From the bench, I realized that the trigger has pull has three distinct phases. There’s a very light initial take-up before the trigger becomes noticeably, though not dramatically, heavier. There’s additional tightening at the break point, beyond which minimal movement and pressure are required to trip the sear and drop the hammer. Trigger reset is short with audible and tactile indicators, and the P322 is an ideal tool to practice shortening your trigger stroke for faster follow-up shots.
My primary complaint with the P322 has nothing to do with the gun itself. I just wish that the included case was large enough to accommodate the gun with an optic in place. I transferred the P322 to an MTM case while traveling to and from the range, and that allowed me enough space to store extras like the suppressor, spare trigger shoe, magazine loader, manual and more with room to spare. Accuracy was impressive, with five-shot groups as small as 1.5 inches using SK’s Pistol Match ammunition. With affordable Winchester bulk ammunition, the pistol managed a group of 2.9 inches, and average group size was between about 2.0 and 3.5 inches when fired from the bench at a range of 25 yards.
Reliability was also very good with a full range of ammunition ranging from 850 fps target loads to faster varmint hunting ammo, and I had just two failures to feed during over 100 rounds of testing. The slide locked back as the last round was fired from each magazine, which isn’t always the case with all .22 semiauto blowback pistols. The magazine drops free when the release is depressed, although not with the authority of a metal magazine.
Over my career as a gun writer, I’ve come to dislike the lilliputian controls on some semiauto pistols. The SIG’s controls aren’t outsize, but they’re large enough that you can easily operate the gun. The slide serrations are aggressive enough to allow full control during manipulations, and the flared mag well allows for faster and more precise reloads. I think SIG leads the semiauto pistol pack regarding ergonomics, and the P322 is a good-looking gun that feels great in the hand. With a suggested retail of $479, the SIG competes with the FN 502 Tactical ($519) and Taurus TX22 Competition ($533)—especially considering that the P322 boasts a higher capacity than either of those guns.
While the SIG Sauer P322 is indeed a great training gun, it’s much more than that. The easy-to-operate design, light weight and scant recoil make it a sensible pistol for new shooters. Whether you’re new to firearms or a seasoned IPSC competitor, you can’t deny that the P322 is a fun gun to shoot, a blowback pistol that gobbles up low-cost ammunition and brings smiles to the faces of all who spend time behind it.
SIG Sauer P322 Specs
- Type: Blowback-operated, semiauto rimfire
- Caliber: .22LR
- Capacity: 20+1 rds.
- Barrel: 4 in.
- OAL/Height/Width: 7/5.5/1.4 in.

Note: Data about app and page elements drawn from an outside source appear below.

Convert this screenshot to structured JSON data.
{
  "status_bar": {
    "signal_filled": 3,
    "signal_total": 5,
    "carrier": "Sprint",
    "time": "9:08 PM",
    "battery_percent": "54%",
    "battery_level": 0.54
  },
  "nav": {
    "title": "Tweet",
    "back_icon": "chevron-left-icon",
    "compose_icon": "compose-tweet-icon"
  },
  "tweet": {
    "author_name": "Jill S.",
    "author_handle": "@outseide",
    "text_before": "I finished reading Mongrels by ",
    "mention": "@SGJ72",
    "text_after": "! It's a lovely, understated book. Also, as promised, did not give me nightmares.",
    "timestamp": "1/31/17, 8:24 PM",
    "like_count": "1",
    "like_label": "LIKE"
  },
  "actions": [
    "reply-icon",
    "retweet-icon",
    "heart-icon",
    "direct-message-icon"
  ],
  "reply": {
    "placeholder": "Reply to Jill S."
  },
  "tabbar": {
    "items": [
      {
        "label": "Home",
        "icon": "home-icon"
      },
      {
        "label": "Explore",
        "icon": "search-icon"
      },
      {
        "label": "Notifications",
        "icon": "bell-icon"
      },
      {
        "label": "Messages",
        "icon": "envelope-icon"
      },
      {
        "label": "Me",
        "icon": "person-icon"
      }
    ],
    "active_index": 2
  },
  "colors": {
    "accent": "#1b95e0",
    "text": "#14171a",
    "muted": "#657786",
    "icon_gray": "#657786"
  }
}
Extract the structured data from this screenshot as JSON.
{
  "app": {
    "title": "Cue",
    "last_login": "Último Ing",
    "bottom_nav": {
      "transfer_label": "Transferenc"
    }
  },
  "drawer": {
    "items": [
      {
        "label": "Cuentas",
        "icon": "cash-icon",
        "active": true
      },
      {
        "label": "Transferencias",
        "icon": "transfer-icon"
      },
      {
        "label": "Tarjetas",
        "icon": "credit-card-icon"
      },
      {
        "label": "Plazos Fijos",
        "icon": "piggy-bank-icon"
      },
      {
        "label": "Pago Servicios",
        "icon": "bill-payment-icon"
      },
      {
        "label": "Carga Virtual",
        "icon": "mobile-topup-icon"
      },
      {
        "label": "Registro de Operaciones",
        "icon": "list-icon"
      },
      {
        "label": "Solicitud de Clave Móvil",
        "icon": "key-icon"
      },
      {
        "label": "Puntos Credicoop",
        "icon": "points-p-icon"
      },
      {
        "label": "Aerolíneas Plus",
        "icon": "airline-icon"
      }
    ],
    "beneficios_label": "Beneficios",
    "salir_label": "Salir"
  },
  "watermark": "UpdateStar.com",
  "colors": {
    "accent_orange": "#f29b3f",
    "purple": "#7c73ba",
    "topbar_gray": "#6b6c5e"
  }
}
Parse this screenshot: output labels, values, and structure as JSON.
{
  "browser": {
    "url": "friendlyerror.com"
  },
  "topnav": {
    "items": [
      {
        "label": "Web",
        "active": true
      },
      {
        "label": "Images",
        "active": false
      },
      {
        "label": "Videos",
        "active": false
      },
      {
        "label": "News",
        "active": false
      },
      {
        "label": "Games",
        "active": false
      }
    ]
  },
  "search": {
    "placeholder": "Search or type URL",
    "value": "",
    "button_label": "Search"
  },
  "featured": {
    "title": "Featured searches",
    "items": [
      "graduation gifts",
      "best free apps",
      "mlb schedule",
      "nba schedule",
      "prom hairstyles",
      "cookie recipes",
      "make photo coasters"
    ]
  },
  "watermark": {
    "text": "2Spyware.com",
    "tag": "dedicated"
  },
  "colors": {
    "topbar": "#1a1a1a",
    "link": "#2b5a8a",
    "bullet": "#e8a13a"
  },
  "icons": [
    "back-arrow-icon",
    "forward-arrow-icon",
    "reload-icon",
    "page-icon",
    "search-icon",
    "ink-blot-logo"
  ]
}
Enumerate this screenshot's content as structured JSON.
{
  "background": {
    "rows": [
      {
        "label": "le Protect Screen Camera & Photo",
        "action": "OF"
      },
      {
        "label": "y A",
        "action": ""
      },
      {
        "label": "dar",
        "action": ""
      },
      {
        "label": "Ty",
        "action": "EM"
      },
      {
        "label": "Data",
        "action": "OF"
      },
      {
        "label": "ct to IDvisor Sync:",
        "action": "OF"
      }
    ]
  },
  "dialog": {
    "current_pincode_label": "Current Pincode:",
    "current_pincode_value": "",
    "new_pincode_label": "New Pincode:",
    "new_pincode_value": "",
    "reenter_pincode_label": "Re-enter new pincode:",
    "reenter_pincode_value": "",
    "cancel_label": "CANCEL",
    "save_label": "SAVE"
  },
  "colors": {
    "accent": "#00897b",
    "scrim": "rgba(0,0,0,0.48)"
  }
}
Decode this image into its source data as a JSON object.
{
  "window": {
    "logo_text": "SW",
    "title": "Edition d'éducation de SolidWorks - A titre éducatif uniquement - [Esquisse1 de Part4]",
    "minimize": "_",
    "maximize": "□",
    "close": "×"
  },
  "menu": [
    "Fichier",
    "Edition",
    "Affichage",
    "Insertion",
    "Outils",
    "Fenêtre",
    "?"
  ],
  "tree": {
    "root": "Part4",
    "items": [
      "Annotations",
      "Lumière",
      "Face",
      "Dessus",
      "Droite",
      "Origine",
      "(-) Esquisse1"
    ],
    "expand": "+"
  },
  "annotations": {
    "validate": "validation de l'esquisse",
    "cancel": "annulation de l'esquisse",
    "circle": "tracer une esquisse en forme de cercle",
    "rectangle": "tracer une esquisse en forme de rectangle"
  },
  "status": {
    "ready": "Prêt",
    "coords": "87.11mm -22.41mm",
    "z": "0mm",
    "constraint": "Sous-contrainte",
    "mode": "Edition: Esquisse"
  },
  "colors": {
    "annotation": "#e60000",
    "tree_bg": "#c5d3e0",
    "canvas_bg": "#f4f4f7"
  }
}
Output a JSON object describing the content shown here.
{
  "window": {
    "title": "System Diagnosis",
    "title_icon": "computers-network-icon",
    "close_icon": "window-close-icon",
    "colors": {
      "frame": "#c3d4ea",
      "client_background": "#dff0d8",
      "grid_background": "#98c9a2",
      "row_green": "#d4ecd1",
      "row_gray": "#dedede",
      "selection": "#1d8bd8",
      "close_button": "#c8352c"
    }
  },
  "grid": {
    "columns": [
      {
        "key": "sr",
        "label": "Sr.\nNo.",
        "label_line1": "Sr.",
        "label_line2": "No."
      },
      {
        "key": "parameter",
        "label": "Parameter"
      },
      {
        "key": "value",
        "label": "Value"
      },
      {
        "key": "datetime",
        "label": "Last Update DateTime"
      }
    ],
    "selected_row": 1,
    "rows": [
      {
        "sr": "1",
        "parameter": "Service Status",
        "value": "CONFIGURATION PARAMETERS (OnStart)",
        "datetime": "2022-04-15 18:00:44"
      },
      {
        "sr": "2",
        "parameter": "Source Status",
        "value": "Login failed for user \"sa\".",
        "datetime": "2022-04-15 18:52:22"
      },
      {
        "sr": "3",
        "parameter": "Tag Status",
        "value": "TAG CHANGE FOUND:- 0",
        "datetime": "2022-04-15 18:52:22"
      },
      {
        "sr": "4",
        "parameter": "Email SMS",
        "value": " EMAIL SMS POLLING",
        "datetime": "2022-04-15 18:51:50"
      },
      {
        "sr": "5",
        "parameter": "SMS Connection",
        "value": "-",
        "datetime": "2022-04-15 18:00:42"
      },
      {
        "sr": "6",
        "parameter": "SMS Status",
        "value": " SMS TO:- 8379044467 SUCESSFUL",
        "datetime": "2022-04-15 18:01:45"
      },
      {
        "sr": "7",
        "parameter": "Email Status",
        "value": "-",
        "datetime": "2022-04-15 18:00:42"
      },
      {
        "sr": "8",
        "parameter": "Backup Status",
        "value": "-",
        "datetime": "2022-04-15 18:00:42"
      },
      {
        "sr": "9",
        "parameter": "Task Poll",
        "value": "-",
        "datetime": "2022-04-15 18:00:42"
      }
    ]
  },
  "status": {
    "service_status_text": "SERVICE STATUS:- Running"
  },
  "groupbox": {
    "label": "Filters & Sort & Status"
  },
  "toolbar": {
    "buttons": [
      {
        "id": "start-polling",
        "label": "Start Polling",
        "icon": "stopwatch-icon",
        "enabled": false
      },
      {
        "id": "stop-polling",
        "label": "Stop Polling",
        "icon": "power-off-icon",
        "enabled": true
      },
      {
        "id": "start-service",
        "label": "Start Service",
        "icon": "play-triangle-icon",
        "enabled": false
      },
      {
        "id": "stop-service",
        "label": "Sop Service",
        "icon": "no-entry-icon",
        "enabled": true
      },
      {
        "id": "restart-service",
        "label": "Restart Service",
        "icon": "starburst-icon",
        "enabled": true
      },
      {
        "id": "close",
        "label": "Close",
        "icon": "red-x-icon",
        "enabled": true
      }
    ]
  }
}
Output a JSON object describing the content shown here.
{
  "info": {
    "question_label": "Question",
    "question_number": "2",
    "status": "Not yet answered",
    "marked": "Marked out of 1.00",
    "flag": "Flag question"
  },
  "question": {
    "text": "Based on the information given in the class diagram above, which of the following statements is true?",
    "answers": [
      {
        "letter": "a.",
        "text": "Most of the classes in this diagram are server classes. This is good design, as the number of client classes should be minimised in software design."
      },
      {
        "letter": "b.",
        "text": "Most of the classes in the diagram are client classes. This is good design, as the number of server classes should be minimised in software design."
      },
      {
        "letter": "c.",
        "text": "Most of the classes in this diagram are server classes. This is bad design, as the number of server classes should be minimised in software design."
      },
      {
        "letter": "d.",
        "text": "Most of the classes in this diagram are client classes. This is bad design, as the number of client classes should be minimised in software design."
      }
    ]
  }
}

- Weight: 17.1 oz.
- Construction: Black anodized aluminum slide, black polymer frame
- Trigger: 3.3 lbs. pull (tested)
- Sights: Fiber-optic rear on optics plate, fiber-optic front; ROMEOZero footpring
- MSRP: $479
- Manufacturer: SIG Sauer